___ EXERCISE INPUTS

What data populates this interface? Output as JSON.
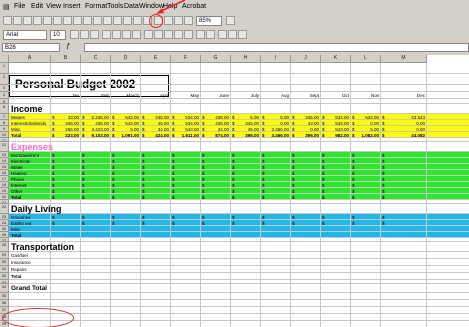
{
  "menu": [
    "File",
    "Edit",
    "View",
    "Insert",
    "Format",
    "Tools",
    "Data",
    "Window",
    "Help",
    "Acrobat"
  ],
  "toolbar2": {
    "font": "Arial",
    "size": "10",
    "zoom": "85%"
  },
  "namebox": "B26",
  "columns": [
    "A",
    "B",
    "C",
    "D",
    "E",
    "F",
    "G",
    "H",
    "I",
    "J",
    "K",
    "L",
    "M"
  ],
  "title": "Personal Budget 2002",
  "months": [
    "Jan",
    "Feb",
    "March",
    "April",
    "May",
    "June",
    "July",
    "Aug",
    "Sept",
    "Oct",
    "Nov",
    "Dec"
  ],
  "income": {
    "heading": "Income",
    "rows": [
      {
        "label": "Wages",
        "vals": [
          "43.00",
          "5,245.00",
          "543.00",
          "345.00",
          "534.00",
          "435.00",
          "5.00",
          "5.00",
          "345.00",
          "534.00",
          "534.00",
          "43,543"
        ]
      },
      {
        "label": "Interest/dividends",
        "vals": [
          "345.00",
          "435.00",
          "543.00",
          "45.00",
          "534.00",
          "435.00",
          "345.00",
          "0.00",
          "43.00",
          "543.00",
          "0.00",
          "0.00"
        ]
      },
      {
        "label": "Misc.",
        "vals": [
          "266.00",
          "3,423.00",
          "5.00",
          "34.00",
          "543.00",
          "34.00",
          "45.00",
          "3,456.00",
          "0.00",
          "543.00",
          "5.00",
          "0.00"
        ]
      },
      {
        "label": "Total",
        "vals": [
          "223.00",
          "9,103.00",
          "1,091.00",
          "424.00",
          "1,611.00",
          "874.00",
          "395.00",
          "3,466.00",
          "395.00",
          "982.00",
          "1,082.00",
          "44,082"
        ]
      }
    ]
  },
  "expenses": {
    "heading": "Expenses",
    "rows": [
      "Mortgage/rent",
      "Electricity",
      "Water",
      "Heating",
      "Phone",
      "Internet",
      "Other",
      "Total"
    ]
  },
  "daily": {
    "heading": "Daily Living",
    "rows": [
      "Groceries",
      "Eating out",
      "Misc",
      "Total"
    ]
  },
  "transport": {
    "heading": "Transportation",
    "rows": [
      "Gas/fuel",
      "Insurance",
      "Repairs",
      "Total"
    ]
  },
  "grandtotal": "Grand Total",
  "colors": {
    "income": "#ffff00",
    "expenses": "#2ee62e",
    "daily": "#1fb8e8",
    "annot": "#e0282e",
    "expense_heading": "#ff66cc"
  }
}
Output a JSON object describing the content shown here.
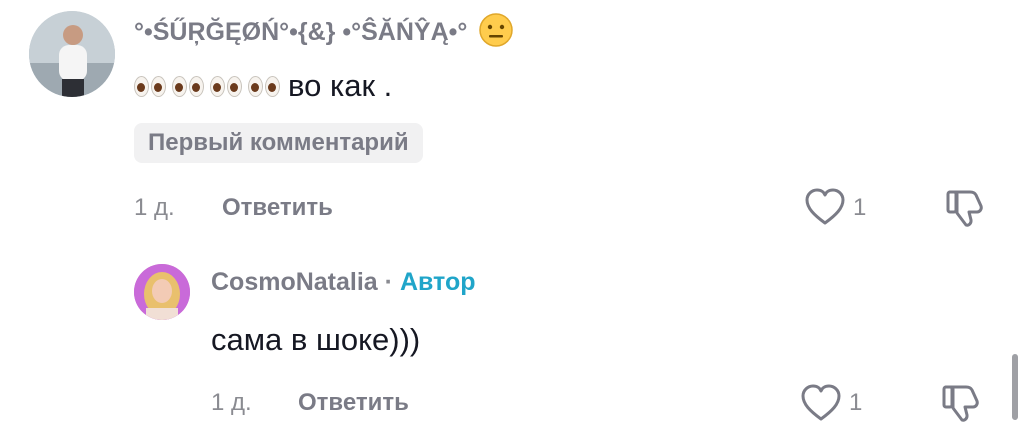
{
  "comments": [
    {
      "username": "°•ŚŰŖĞĘØŃ°•{&} •°ŜĂŃŶĄ•°",
      "text": "во как .",
      "badge": "Первый комментарий",
      "time": "1 д.",
      "reply_label": "Ответить",
      "likes": "1"
    },
    {
      "username": "CosmoNatalia",
      "separator": "·",
      "author_tag": "Автор",
      "text": "сама в шоке)))",
      "time": "1 д.",
      "reply_label": "Ответить",
      "likes": "1"
    }
  ],
  "icons": {
    "like": "heart-outline-icon",
    "dislike": "thumbs-down-outline-icon",
    "emoji_neutral": "neutral-face-emoji-icon",
    "eyes_emoji": "eyes-emoji-icon"
  },
  "colors": {
    "author_tag": "#20a5c9",
    "muted_text": "#7a7b86",
    "primary_text": "#161823",
    "badge_bg": "#f1f1f2"
  }
}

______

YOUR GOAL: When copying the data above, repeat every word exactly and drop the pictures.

EXERCISE OUTPUT:
What data populates this interface? Output as JSON.
{
  "menu": [
    "File",
    "Edit",
    "View",
    "Insert",
    "Format",
    "Tools",
    "Data",
    "Window",
    "Help",
    "Acrobat"
  ],
  "toolbar2": {
    "font": "Arial",
    "size": "10",
    "zoom": "85%"
  },
  "namebox": "B26",
  "columns": [
    "A",
    "B",
    "C",
    "D",
    "E",
    "F",
    "G",
    "H",
    "I",
    "J",
    "K",
    "L",
    "M"
  ],
  "title": "Personal Budget 2002",
  "months": [
    "Jan",
    "Feb",
    "March",
    "April",
    "May",
    "June",
    "July",
    "Aug",
    "Sept",
    "Oct",
    "Nov",
    "Dec"
  ],
  "income": {
    "heading": "Income",
    "rows": [
      {
        "label": "Wages",
        "vals": [
          "43.00",
          "5,245.00",
          "543.00",
          "345.00",
          "534.00",
          "435.00",
          "5.00",
          "5.00",
          "345.00",
          "534.00",
          "534.00",
          "43,543"
        ]
      },
      {
        "label": "Interest/dividends",
        "vals": [
          "345.00",
          "435.00",
          "543.00",
          "45.00",
          "534.00",
          "435.00",
          "345.00",
          "0.00",
          "43.00",
          "543.00",
          "0.00",
          "0.00"
        ]
      },
      {
        "label": "Misc.",
        "vals": [
          "266.00",
          "3,423.00",
          "5.00",
          "34.00",
          "543.00",
          "34.00",
          "45.00",
          "3,456.00",
          "0.00",
          "543.00",
          "5.00",
          "0.00"
        ]
      },
      {
        "label": "Total",
        "vals": [
          "223.00",
          "9,103.00",
          "1,091.00",
          "424.00",
          "1,611.00",
          "874.00",
          "395.00",
          "3,466.00",
          "395.00",
          "982.00",
          "1,082.00",
          "44,082"
        ]
      }
    ]
  },
  "expenses": {
    "heading": "Expenses",
    "rows": [
      "Mortgage/rent",
      "Electricity",
      "Water",
      "Heating",
      "Phone",
      "Internet",
      "Other",
      "Total"
    ]
  },
  "daily": {
    "heading": "Daily Living",
    "rows": [
      "Groceries",
      "Eating out",
      "Misc",
      "Total"
    ]
  },
  "transport": {
    "heading": "Transportation",
    "rows": [
      "Gas/fuel",
      "Insurance",
      "Repairs",
      "Total"
    ]
  },
  "grandtotal": "Grand Total",
  "colors": {
    "income": "#ffff00",
    "expenses": "#2ee62e",
    "daily": "#1fb8e8",
    "annot": "#e0282e",
    "expense_heading": "#ff66cc"
  }
}
Output a JSON object describing the content shown here.
{
  "comments": [
    {
      "username": "°•ŚŰŖĞĘØŃ°•{&} •°ŜĂŃŶĄ•°",
      "text": "во как .",
      "badge": "Первый комментарий",
      "time": "1 д.",
      "reply_label": "Ответить",
      "likes": "1"
    },
    {
      "username": "CosmoNatalia",
      "separator": "·",
      "author_tag": "Автор",
      "text": "сама в шоке)))",
      "time": "1 д.",
      "reply_label": "Ответить",
      "likes": "1"
    }
  ],
  "icons": {
    "like": "heart-outline-icon",
    "dislike": "thumbs-down-outline-icon",
    "emoji_neutral": "neutral-face-emoji-icon",
    "eyes_emoji": "eyes-emoji-icon"
  },
  "colors": {
    "author_tag": "#20a5c9",
    "muted_text": "#7a7b86",
    "primary_text": "#161823",
    "badge_bg": "#f1f1f2"
  }
}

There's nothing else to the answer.